WHAT IS EXPECTED
Repeat each record word for word.

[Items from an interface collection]
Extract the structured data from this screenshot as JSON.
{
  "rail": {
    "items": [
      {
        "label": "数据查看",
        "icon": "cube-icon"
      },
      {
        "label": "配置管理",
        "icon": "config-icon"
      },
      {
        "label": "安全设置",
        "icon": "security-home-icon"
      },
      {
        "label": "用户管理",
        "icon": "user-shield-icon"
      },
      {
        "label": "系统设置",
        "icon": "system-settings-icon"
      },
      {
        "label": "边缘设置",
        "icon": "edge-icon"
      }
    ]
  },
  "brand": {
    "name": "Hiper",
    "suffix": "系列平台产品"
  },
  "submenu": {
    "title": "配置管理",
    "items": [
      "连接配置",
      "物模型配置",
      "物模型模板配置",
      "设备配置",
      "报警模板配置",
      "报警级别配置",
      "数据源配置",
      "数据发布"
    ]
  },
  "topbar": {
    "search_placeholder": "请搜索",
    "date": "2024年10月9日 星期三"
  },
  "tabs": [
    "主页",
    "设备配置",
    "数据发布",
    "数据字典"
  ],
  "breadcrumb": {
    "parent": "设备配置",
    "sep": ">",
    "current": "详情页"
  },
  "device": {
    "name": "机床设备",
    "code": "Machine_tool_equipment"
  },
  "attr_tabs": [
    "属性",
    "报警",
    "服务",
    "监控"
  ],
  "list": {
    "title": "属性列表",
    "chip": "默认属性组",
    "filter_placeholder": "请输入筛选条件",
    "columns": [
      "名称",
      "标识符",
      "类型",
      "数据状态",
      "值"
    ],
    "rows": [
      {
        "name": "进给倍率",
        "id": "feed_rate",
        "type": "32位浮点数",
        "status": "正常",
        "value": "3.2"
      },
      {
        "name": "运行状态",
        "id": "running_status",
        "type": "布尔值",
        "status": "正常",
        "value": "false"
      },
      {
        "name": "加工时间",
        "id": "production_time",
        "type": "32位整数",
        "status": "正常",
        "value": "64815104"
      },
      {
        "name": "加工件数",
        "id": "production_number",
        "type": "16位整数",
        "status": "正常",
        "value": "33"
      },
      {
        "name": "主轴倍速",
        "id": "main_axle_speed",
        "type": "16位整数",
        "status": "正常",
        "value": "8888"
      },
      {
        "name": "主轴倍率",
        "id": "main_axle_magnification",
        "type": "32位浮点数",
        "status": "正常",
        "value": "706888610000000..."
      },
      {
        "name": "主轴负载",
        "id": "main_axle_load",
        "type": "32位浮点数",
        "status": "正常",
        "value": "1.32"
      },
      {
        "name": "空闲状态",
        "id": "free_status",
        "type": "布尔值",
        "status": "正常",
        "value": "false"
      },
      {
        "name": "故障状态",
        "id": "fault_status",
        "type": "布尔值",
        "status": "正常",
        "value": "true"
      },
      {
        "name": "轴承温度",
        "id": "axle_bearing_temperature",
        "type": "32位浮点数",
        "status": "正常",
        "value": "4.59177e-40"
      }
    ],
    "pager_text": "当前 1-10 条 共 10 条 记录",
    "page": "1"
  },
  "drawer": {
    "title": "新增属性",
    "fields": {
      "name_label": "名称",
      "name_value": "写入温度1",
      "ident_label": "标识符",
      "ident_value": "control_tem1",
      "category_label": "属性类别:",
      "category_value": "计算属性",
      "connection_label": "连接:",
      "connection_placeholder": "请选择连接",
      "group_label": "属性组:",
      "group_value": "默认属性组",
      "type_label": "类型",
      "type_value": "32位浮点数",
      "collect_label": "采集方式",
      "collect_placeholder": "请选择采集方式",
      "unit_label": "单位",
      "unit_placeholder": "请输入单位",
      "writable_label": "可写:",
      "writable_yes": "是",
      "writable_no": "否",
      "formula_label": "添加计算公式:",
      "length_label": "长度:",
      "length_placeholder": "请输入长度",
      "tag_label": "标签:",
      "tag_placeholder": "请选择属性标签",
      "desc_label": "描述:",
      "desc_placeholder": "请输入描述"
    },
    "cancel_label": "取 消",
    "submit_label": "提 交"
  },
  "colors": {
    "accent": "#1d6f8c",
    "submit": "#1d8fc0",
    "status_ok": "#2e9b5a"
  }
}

ANSWER SECTION
Extract the structured data from this screenshot as JSON.
{
  "rail": {
    "items": [
      {
        "label": "数据查看",
        "icon": "cube-icon"
      },
      {
        "label": "配置管理",
        "icon": "config-icon"
      },
      {
        "label": "安全设置",
        "icon": "security-home-icon"
      },
      {
        "label": "用户管理",
        "icon": "user-shield-icon"
      },
      {
        "label": "系统设置",
        "icon": "system-settings-icon"
      },
      {
        "label": "边缘设置",
        "icon": "edge-icon"
      }
    ]
  },
  "brand": {
    "name": "Hiper",
    "suffix": "系列平台产品"
  },
  "submenu": {
    "title": "配置管理",
    "items": [
      "连接配置",
      "物模型配置",
      "物模型模板配置",
      "设备配置",
      "报警模板配置",
      "报警级别配置",
      "数据源配置",
      "数据发布"
    ]
  },
  "topbar": {
    "search_placeholder": "请搜索",
    "date": "2024年10月9日 星期三"
  },
  "tabs": [
    "主页",
    "设备配置",
    "数据发布",
    "数据字典"
  ],
  "breadcrumb": {
    "parent": "设备配置",
    "sep": ">",
    "current": "详情页"
  },
  "device": {
    "name": "机床设备",
    "code": "Machine_tool_equipment"
  },
  "attr_tabs": [
    "属性",
    "报警",
    "服务",
    "监控"
  ],
  "list": {
    "title": "属性列表",
    "chip": "默认属性组",
    "filter_placeholder": "请输入筛选条件",
    "columns": [
      "名称",
      "标识符",
      "类型",
      "数据状态",
      "值"
    ],
    "rows": [
      {
        "name": "进给倍率",
        "id": "feed_rate",
        "type": "32位浮点数",
        "status": "正常",
        "value": "3.2"
      },
      {
        "name": "运行状态",
        "id": "running_status",
        "type": "布尔值",
        "status": "正常",
        "value": "false"
      },
      {
        "name": "加工时间",
        "id": "production_time",
        "type": "32位整数",
        "status": "正常",
        "value": "64815104"
      },
      {
        "name": "加工件数",
        "id": "production_number",
        "type": "16位整数",
        "status": "正常",
        "value": "33"
      },
      {
        "name": "主轴倍速",
        "id": "main_axle_speed",
        "type": "16位整数",
        "status": "正常",
        "value": "8888"
      },
      {
        "name": "主轴倍率",
        "id": "main_axle_magnification",
        "type": "32位浮点数",
        "status": "正常",
        "value": "706888610000000..."
      },
      {
        "name": "主轴负载",
        "id": "main_axle_load",
        "type": "32位浮点数",
        "status": "正常",
        "value": "1.32"
      },
      {
        "name": "空闲状态",
        "id": "free_status",
        "type": "布尔值",
        "status": "正常",
        "value": "false"
      },
      {
        "name": "故障状态",
        "id": "fault_status",
        "type": "布尔值",
        "status": "正常",
        "value": "true"
      },
      {
        "name": "轴承温度",
        "id": "axle_bearing_temperature",
        "type": "32位浮点数",
        "status": "正常",
        "value": "4.59177e-40"
      }
    ],
    "pager_text": "当前 1-10 条 共 10 条 记录",
    "page": "1"
  },
  "drawer": {
    "title": "新增属性",
    "fields": {
      "name_label": "名称",
      "name_value": "写入温度1",
      "ident_label": "标识符",
      "ident_value": "control_tem1",
      "category_label": "属性类别:",
      "category_value": "计算属性",
      "connection_label": "连接:",
      "connection_placeholder": "请选择连接",
      "group_label": "属性组:",
      "group_value": "默认属性组",
      "type_label": "类型",
      "type_value": "32位浮点数",
      "collect_label": "采集方式",
      "collect_placeholder": "请选择采集方式",
      "unit_label": "单位",
      "unit_placeholder": "请输入单位",
      "writable_label": "可写:",
      "writable_yes": "是",
      "writable_no": "否",
      "formula_label": "添加计算公式:",
      "length_label": "长度:",
      "length_placeholder": "请输入长度",
      "tag_label": "标签:",
      "tag_placeholder": "请选择属性标签",
      "desc_label": "描述:",
      "desc_placeholder": "请输入描述"
    },
    "cancel_label": "取 消",
    "submit_label": "提 交"
  },
  "colors": {
    "accent": "#1d6f8c",
    "submit": "#1d8fc0",
    "status_ok": "#2e9b5a"
  }
}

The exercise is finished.